▸ **EXCERPTED DATA**

------------------------------------------------------------------------

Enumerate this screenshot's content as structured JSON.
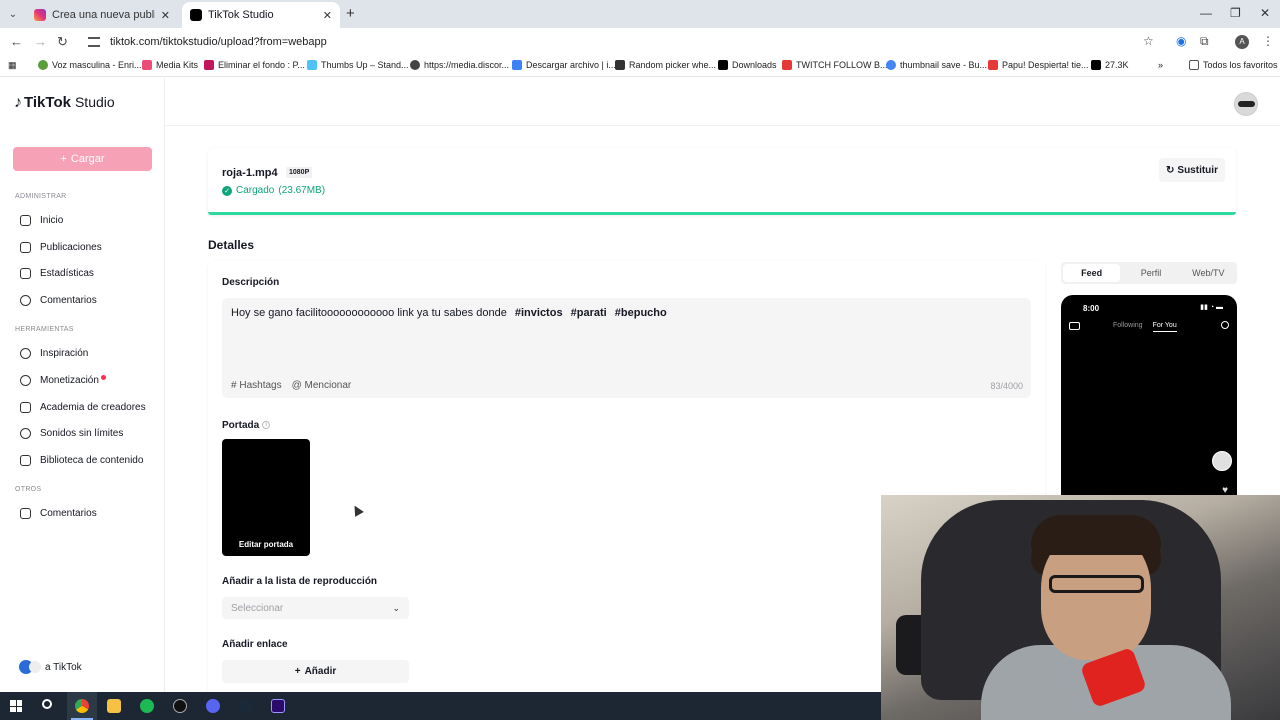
{
  "browser": {
    "tabs": [
      {
        "title": "Crea una nueva publicación • In",
        "active": false
      },
      {
        "title": "TikTok Studio",
        "active": true
      }
    ],
    "url": "tiktok.com/tiktokstudio/upload?from=webapp",
    "profile_initial": "A",
    "bookmarks": [
      "Voz masculina - Enri...",
      "Media Kits",
      "Eliminar el fondo : P...",
      "Thumbs Up – Stand...",
      "https://media.discor...",
      "Descargar archivo | i...",
      "Random picker whe...",
      "Downloads",
      "TWITCH FOLLOW B...",
      "thumbnail save - Bu...",
      "Papu! Despierta! tie...",
      "27.3K"
    ],
    "all_favorites": "Todos los favoritos"
  },
  "sidebar": {
    "logo": {
      "brand": "TikTok",
      "product": "Studio"
    },
    "upload_label": "Cargar",
    "sections": [
      {
        "title": "ADMINISTRAR",
        "items": [
          "Inicio",
          "Publicaciones",
          "Estadísticas",
          "Comentarios"
        ]
      },
      {
        "title": "HERRAMIENTAS",
        "items": [
          "Inspiración",
          "Monetización",
          "Academia de creadores",
          "Sonidos sin límites",
          "Biblioteca de contenido"
        ]
      },
      {
        "title": "OTROS",
        "items": [
          "Comentarios"
        ]
      }
    ],
    "footer": "a TikTok"
  },
  "upload": {
    "file_name": "roja-1.mp4",
    "resolution": "1080P",
    "status": "Cargado",
    "size": "(23.67MB)",
    "replace_label": "Sustituir",
    "progress": 1.0
  },
  "details": {
    "title": "Detalles",
    "description_label": "Descripción",
    "description_text": "Hoy se gano facilitoooooooooooo link ya tu sabes donde",
    "hashtags": [
      "#invictos",
      "#parati",
      "#bepucho"
    ],
    "hashtags_btn": "Hashtags",
    "mention_btn": "Mencionar",
    "char_count": "83/4000",
    "cover_label": "Portada",
    "edit_cover": "Editar portada",
    "playlist_label": "Añadir a la lista de reproducción",
    "playlist_placeholder": "Seleccionar",
    "link_label": "Añadir enlace",
    "add_label": "Añadir"
  },
  "preview": {
    "tabs": [
      "Feed",
      "Perfil",
      "Web/TV"
    ],
    "active_tab": "Feed",
    "time": "8:00",
    "following": "Following",
    "for_you": "For You"
  },
  "colors": {
    "accent": "#fe2c55",
    "upload_btn": "#f7a1b6",
    "success": "#0fa47a",
    "progress": "#2ed9a0"
  }
}
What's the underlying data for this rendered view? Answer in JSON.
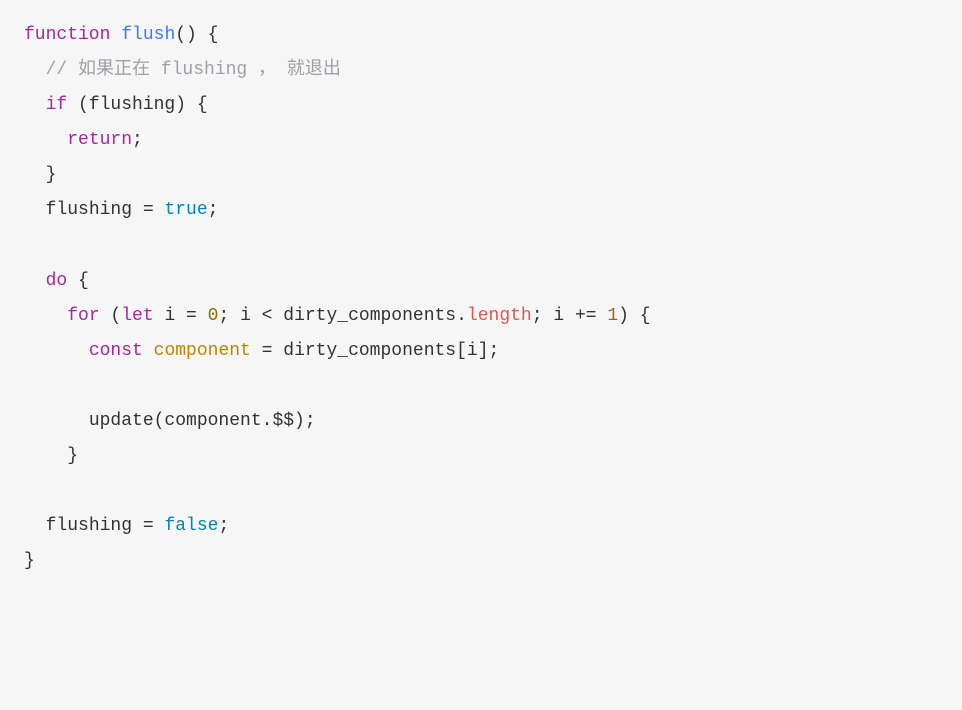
{
  "code": {
    "line1": {
      "kw": "function",
      "name": "flush",
      "after": "() {"
    },
    "line2": {
      "indent": "  ",
      "comment": "// 如果正在 flushing ， 就退出"
    },
    "line3": {
      "indent": "  ",
      "kw": "if",
      "after": " (flushing) {"
    },
    "line4": {
      "indent": "    ",
      "kw": "return",
      "after": ";"
    },
    "line5": {
      "indent": "  ",
      "txt": "}"
    },
    "line6": {
      "indent": "  ",
      "txt1": "flushing = ",
      "bool": "true",
      "txt2": ";"
    },
    "line8": {
      "indent": "  ",
      "kw": "do",
      "after": " {"
    },
    "line9": {
      "indent": "    ",
      "kw1": "for",
      "paren": " (",
      "kw2": "let",
      "txt1": " i = ",
      "num1": "0",
      "txt2": "; i < dirty_components.",
      "prop": "length",
      "txt3": "; i += ",
      "num2": "1",
      "txt4": ") {"
    },
    "line10": {
      "indent": "      ",
      "kw": "const",
      "txt1": " ",
      "var": "component",
      "txt2": " = dirty_components[i];"
    },
    "line12": {
      "indent": "      ",
      "txt": "update(component.$$);"
    },
    "line13": {
      "indent": "    ",
      "txt": "}"
    },
    "line15": {
      "indent": "  ",
      "txt1": "flushing = ",
      "bool": "false",
      "txt2": ";"
    },
    "line16": {
      "txt": "}"
    }
  }
}
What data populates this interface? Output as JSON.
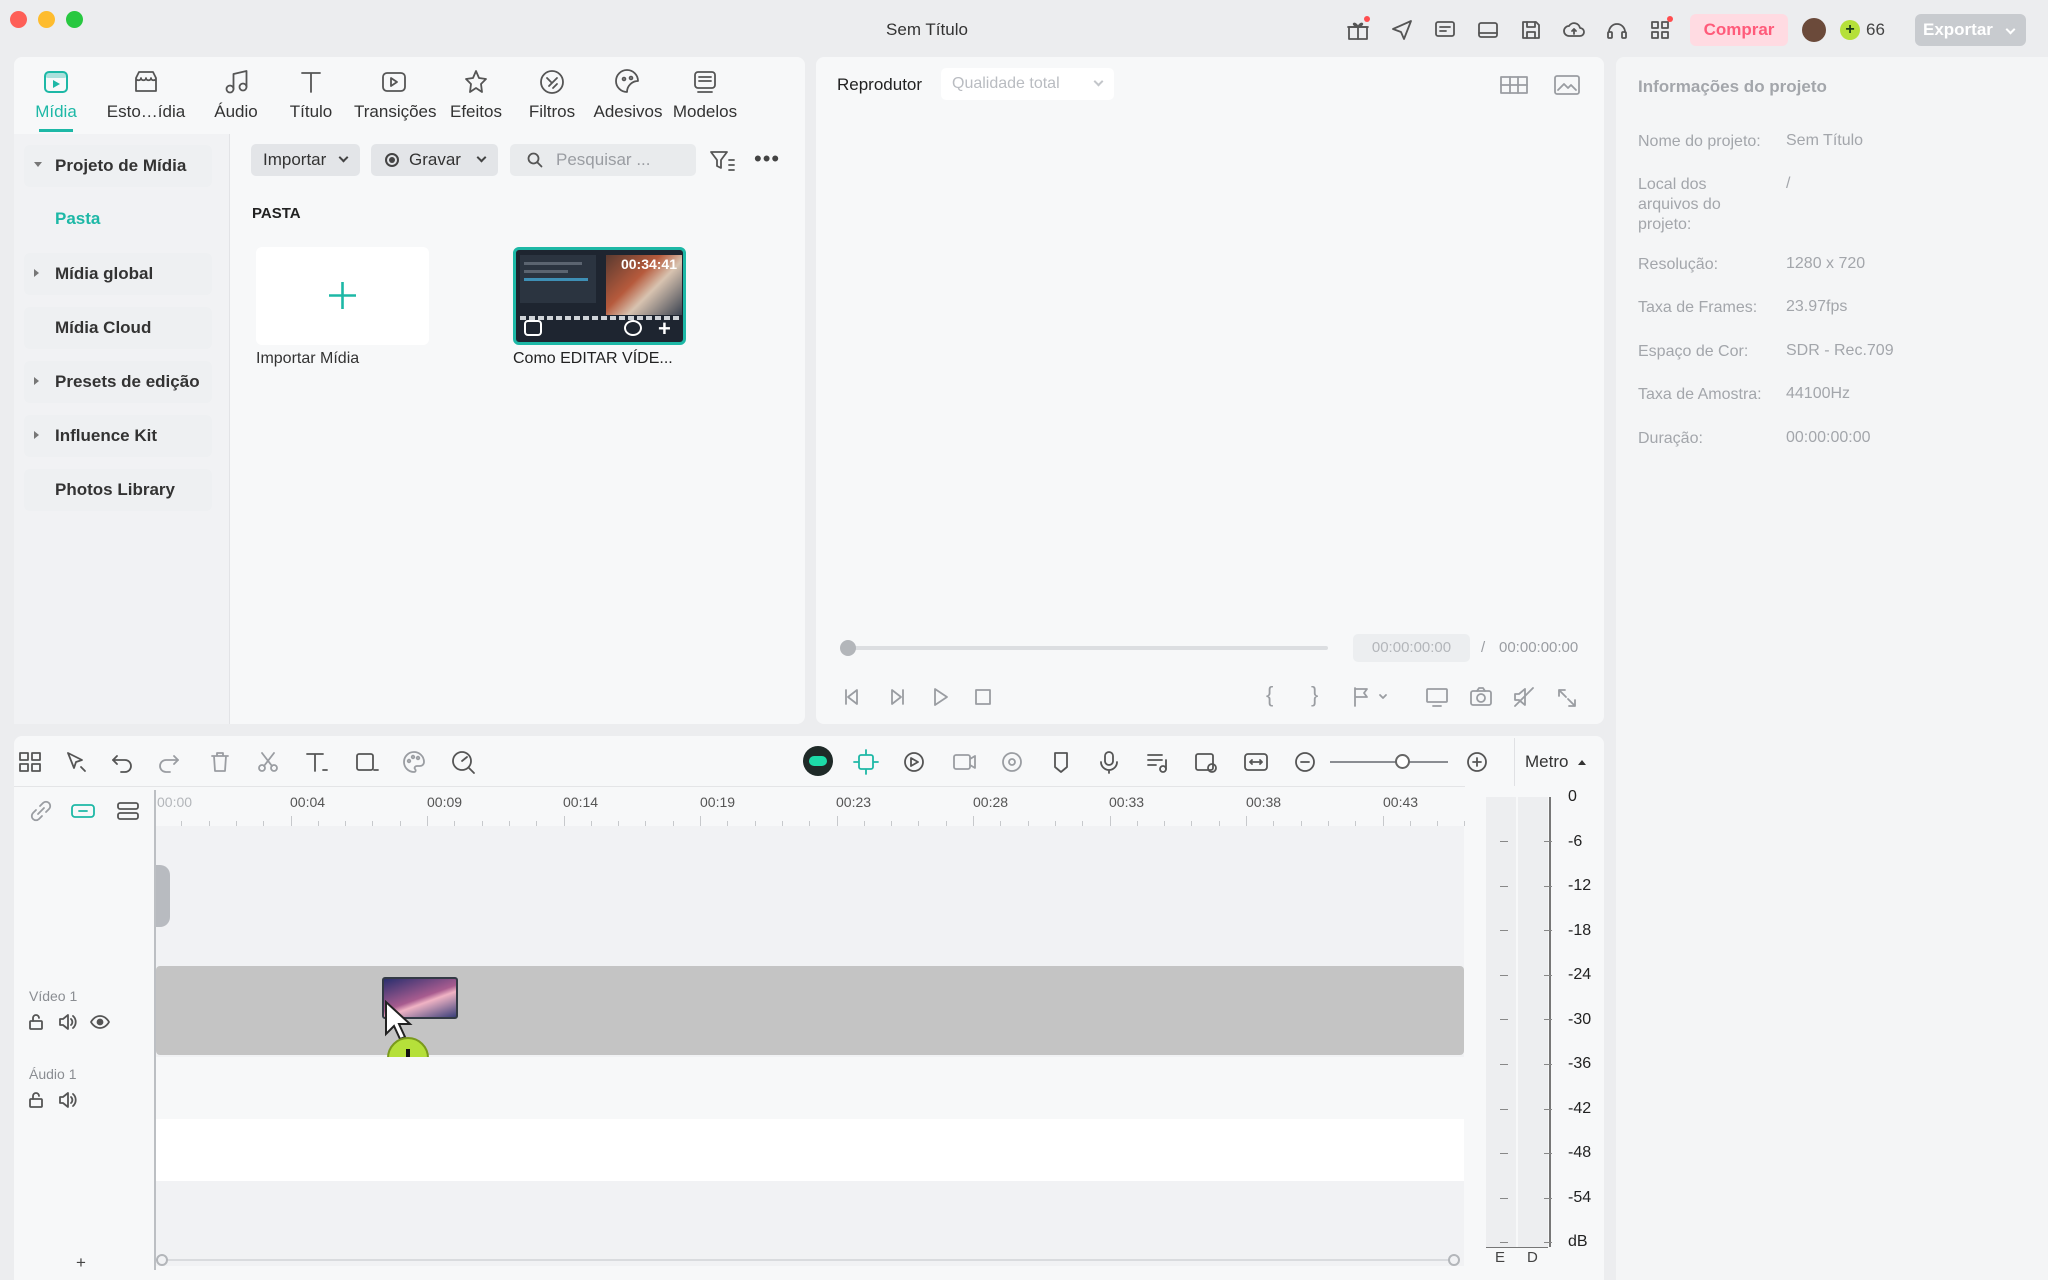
{
  "window": {
    "title": "Sem Título"
  },
  "titlebar": {
    "buy_label": "Comprar",
    "credits": "66",
    "export_label": "Exportar"
  },
  "tabs": [
    {
      "label": "Mídia",
      "icon": "media-icon",
      "active": true
    },
    {
      "label": "Esto…ídia",
      "icon": "stock-media-icon"
    },
    {
      "label": "Áudio",
      "icon": "music-note-icon"
    },
    {
      "label": "Título",
      "icon": "title-text-icon"
    },
    {
      "label": "Transições",
      "icon": "transitions-icon"
    },
    {
      "label": "Efeitos",
      "icon": "effects-icon"
    },
    {
      "label": "Filtros",
      "icon": "filters-icon"
    },
    {
      "label": "Adesivos",
      "icon": "stickers-icon"
    },
    {
      "label": "Modelos",
      "icon": "templates-icon"
    }
  ],
  "sidebar": {
    "items": [
      {
        "label": "Projeto de Mídia",
        "expanded": true
      },
      {
        "label": "Pasta",
        "active": true
      },
      {
        "label": "Mídia global"
      },
      {
        "label": "Mídia Cloud"
      },
      {
        "label": "Presets de edição"
      },
      {
        "label": "Influence Kit"
      },
      {
        "label": "Photos Library"
      }
    ]
  },
  "media_toolbar": {
    "import_label": "Importar",
    "record_label": "Gravar",
    "search_placeholder": "Pesquisar ..."
  },
  "media": {
    "section_label": "PASTA",
    "import_tile_label": "Importar Mídia",
    "clip": {
      "name": "Como EDITAR VÍDE...",
      "duration": "00:34:41"
    }
  },
  "player": {
    "label": "Reprodutor",
    "quality": "Qualidade total",
    "current_time": "00:00:00:00",
    "separator": "/",
    "total_time": "00:00:00:00",
    "progress": 0
  },
  "project_info": {
    "title": "Informações do projeto",
    "rows": [
      {
        "key": "Nome do projeto:",
        "value": "Sem Título"
      },
      {
        "key": "Local dos arquivos do projeto:",
        "value": "/"
      },
      {
        "key": "Resolução:",
        "value": "1280 x 720"
      },
      {
        "key": "Taxa de Frames:",
        "value": "23.97fps"
      },
      {
        "key": "Espaço de Cor:",
        "value": "SDR - Rec.709"
      },
      {
        "key": "Taxa de Amostra:",
        "value": "44100Hz"
      },
      {
        "key": "Duração:",
        "value": "00:00:00:00"
      }
    ]
  },
  "timeline": {
    "meter_label": "Metro",
    "ruler": [
      "00:00",
      "00:04",
      "00:09",
      "00:14",
      "00:19",
      "00:23",
      "00:28",
      "00:33",
      "00:38",
      "00:43"
    ],
    "tracks": [
      {
        "name": "Vídeo 1"
      },
      {
        "name": "Áudio 1"
      }
    ],
    "meter_scale": [
      "0",
      "-6",
      "-12",
      "-18",
      "-24",
      "-30",
      "-36",
      "-42",
      "-48",
      "-54",
      "dB"
    ],
    "meter_channels": [
      "E",
      "D"
    ],
    "add_track": "+"
  },
  "colors": {
    "accent": "#1db8a6",
    "buy": "#ff5b7a",
    "drag_plus": "#b5e03a"
  }
}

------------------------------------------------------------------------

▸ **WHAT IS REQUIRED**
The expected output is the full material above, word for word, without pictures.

▸ **RESPONSE TO THE TASK**
Enumerate this screenshot's content as structured JSON.
{
  "browser": {
    "tabs": [
      {
        "title": "Crea una nueva publicación • In",
        "active": false
      },
      {
        "title": "TikTok Studio",
        "active": true
      }
    ],
    "url": "tiktok.com/tiktokstudio/upload?from=webapp",
    "profile_initial": "A",
    "bookmarks": [
      "Voz masculina - Enri...",
      "Media Kits",
      "Eliminar el fondo : P...",
      "Thumbs Up – Stand...",
      "https://media.discor...",
      "Descargar archivo | i...",
      "Random picker whe...",
      "Downloads",
      "TWITCH FOLLOW B...",
      "thumbnail save - Bu...",
      "Papu! Despierta! tie...",
      "27.3K"
    ],
    "all_favorites": "Todos los favoritos"
  },
  "sidebar": {
    "logo": {
      "brand": "TikTok",
      "product": "Studio"
    },
    "upload_label": "Cargar",
    "sections": [
      {
        "title": "ADMINISTRAR",
        "items": [
          "Inicio",
          "Publicaciones",
          "Estadísticas",
          "Comentarios"
        ]
      },
      {
        "title": "HERRAMIENTAS",
        "items": [
          "Inspiración",
          "Monetización",
          "Academia de creadores",
          "Sonidos sin límites",
          "Biblioteca de contenido"
        ]
      },
      {
        "title": "OTROS",
        "items": [
          "Comentarios"
        ]
      }
    ],
    "footer": "a TikTok"
  },
  "upload": {
    "file_name": "roja-1.mp4",
    "resolution": "1080P",
    "status": "Cargado",
    "size": "(23.67MB)",
    "replace_label": "Sustituir",
    "progress": 1.0
  },
  "details": {
    "title": "Detalles",
    "description_label": "Descripción",
    "description_text": "Hoy se gano facilitoooooooooooo link ya tu sabes donde",
    "hashtags": [
      "#invictos",
      "#parati",
      "#bepucho"
    ],
    "hashtags_btn": "Hashtags",
    "mention_btn": "Mencionar",
    "char_count": "83/4000",
    "cover_label": "Portada",
    "edit_cover": "Editar portada",
    "playlist_label": "Añadir a la lista de reproducción",
    "playlist_placeholder": "Seleccionar",
    "link_label": "Añadir enlace",
    "add_label": "Añadir"
  },
  "preview": {
    "tabs": [
      "Feed",
      "Perfil",
      "Web/TV"
    ],
    "active_tab": "Feed",
    "time": "8:00",
    "following": "Following",
    "for_you": "For You"
  },
  "colors": {
    "accent": "#fe2c55",
    "upload_btn": "#f7a1b6",
    "success": "#0fa47a",
    "progress": "#2ed9a0"
  }
}
What's the underlying data for this rendered view? Answer in JSON.
{
  "code": {
    "line1": {
      "kw": "function",
      "name": "flush",
      "after": "() {"
    },
    "line2": {
      "indent": "  ",
      "comment": "// 如果正在 flushing ， 就退出"
    },
    "line3": {
      "indent": "  ",
      "kw": "if",
      "after": " (flushing) {"
    },
    "line4": {
      "indent": "    ",
      "kw": "return",
      "after": ";"
    },
    "line5": {
      "indent": "  ",
      "txt": "}"
    },
    "line6": {
      "indent": "  ",
      "txt1": "flushing = ",
      "bool": "true",
      "txt2": ";"
    },
    "line8": {
      "indent": "  ",
      "kw": "do",
      "after": " {"
    },
    "line9": {
      "indent": "    ",
      "kw1": "for",
      "paren": " (",
      "kw2": "let",
      "txt1": " i = ",
      "num1": "0",
      "txt2": "; i < dirty_components.",
      "prop": "length",
      "txt3": "; i += ",
      "num2": "1",
      "txt4": ") {"
    },
    "line10": {
      "indent": "      ",
      "kw": "const",
      "txt1": " ",
      "var": "component",
      "txt2": " = dirty_components[i];"
    },
    "line12": {
      "indent": "      ",
      "txt": "update(component.$$);"
    },
    "line13": {
      "indent": "    ",
      "txt": "}"
    },
    "line15": {
      "indent": "  ",
      "txt1": "flushing = ",
      "bool": "false",
      "txt2": ";"
    },
    "line16": {
      "txt": "}"
    }
  }
}
What data populates this interface? Output as JSON.
{
  "window": {
    "title": "Sem Título"
  },
  "titlebar": {
    "buy_label": "Comprar",
    "credits": "66",
    "export_label": "Exportar"
  },
  "tabs": [
    {
      "label": "Mídia",
      "icon": "media-icon",
      "active": true
    },
    {
      "label": "Esto…ídia",
      "icon": "stock-media-icon"
    },
    {
      "label": "Áudio",
      "icon": "music-note-icon"
    },
    {
      "label": "Título",
      "icon": "title-text-icon"
    },
    {
      "label": "Transições",
      "icon": "transitions-icon"
    },
    {
      "label": "Efeitos",
      "icon": "effects-icon"
    },
    {
      "label": "Filtros",
      "icon": "filters-icon"
    },
    {
      "label": "Adesivos",
      "icon": "stickers-icon"
    },
    {
      "label": "Modelos",
      "icon": "templates-icon"
    }
  ],
  "sidebar": {
    "items": [
      {
        "label": "Projeto de Mídia",
        "expanded": true
      },
      {
        "label": "Pasta",
        "active": true
      },
      {
        "label": "Mídia global"
      },
      {
        "label": "Mídia Cloud"
      },
      {
        "label": "Presets de edição"
      },
      {
        "label": "Influence Kit"
      },
      {
        "label": "Photos Library"
      }
    ]
  },
  "media_toolbar": {
    "import_label": "Importar",
    "record_label": "Gravar",
    "search_placeholder": "Pesquisar ..."
  },
  "media": {
    "section_label": "PASTA",
    "import_tile_label": "Importar Mídia",
    "clip": {
      "name": "Como EDITAR VÍDE...",
      "duration": "00:34:41"
    }
  },
  "player": {
    "label": "Reprodutor",
    "quality": "Qualidade total",
    "current_time": "00:00:00:00",
    "separator": "/",
    "total_time": "00:00:00:00",
    "progress": 0
  },
  "project_info": {
    "title": "Informações do projeto",
    "rows": [
      {
        "key": "Nome do projeto:",
        "value": "Sem Título"
      },
      {
        "key": "Local dos arquivos do projeto:",
        "value": "/"
      },
      {
        "key": "Resolução:",
        "value": "1280 x 720"
      },
      {
        "key": "Taxa de Frames:",
        "value": "23.97fps"
      },
      {
        "key": "Espaço de Cor:",
        "value": "SDR - Rec.709"
      },
      {
        "key": "Taxa de Amostra:",
        "value": "44100Hz"
      },
      {
        "key": "Duração:",
        "value": "00:00:00:00"
      }
    ]
  },
  "timeline": {
    "meter_label": "Metro",
    "ruler": [
      "00:00",
      "00:04",
      "00:09",
      "00:14",
      "00:19",
      "00:23",
      "00:28",
      "00:33",
      "00:38",
      "00:43"
    ],
    "tracks": [
      {
        "name": "Vídeo 1"
      },
      {
        "name": "Áudio 1"
      }
    ],
    "meter_scale": [
      "0",
      "-6",
      "-12",
      "-18",
      "-24",
      "-30",
      "-36",
      "-42",
      "-48",
      "-54",
      "dB"
    ],
    "meter_channels": [
      "E",
      "D"
    ],
    "add_track": "+"
  },
  "colors": {
    "accent": "#1db8a6",
    "buy": "#ff5b7a",
    "drag_plus": "#b5e03a"
  }
}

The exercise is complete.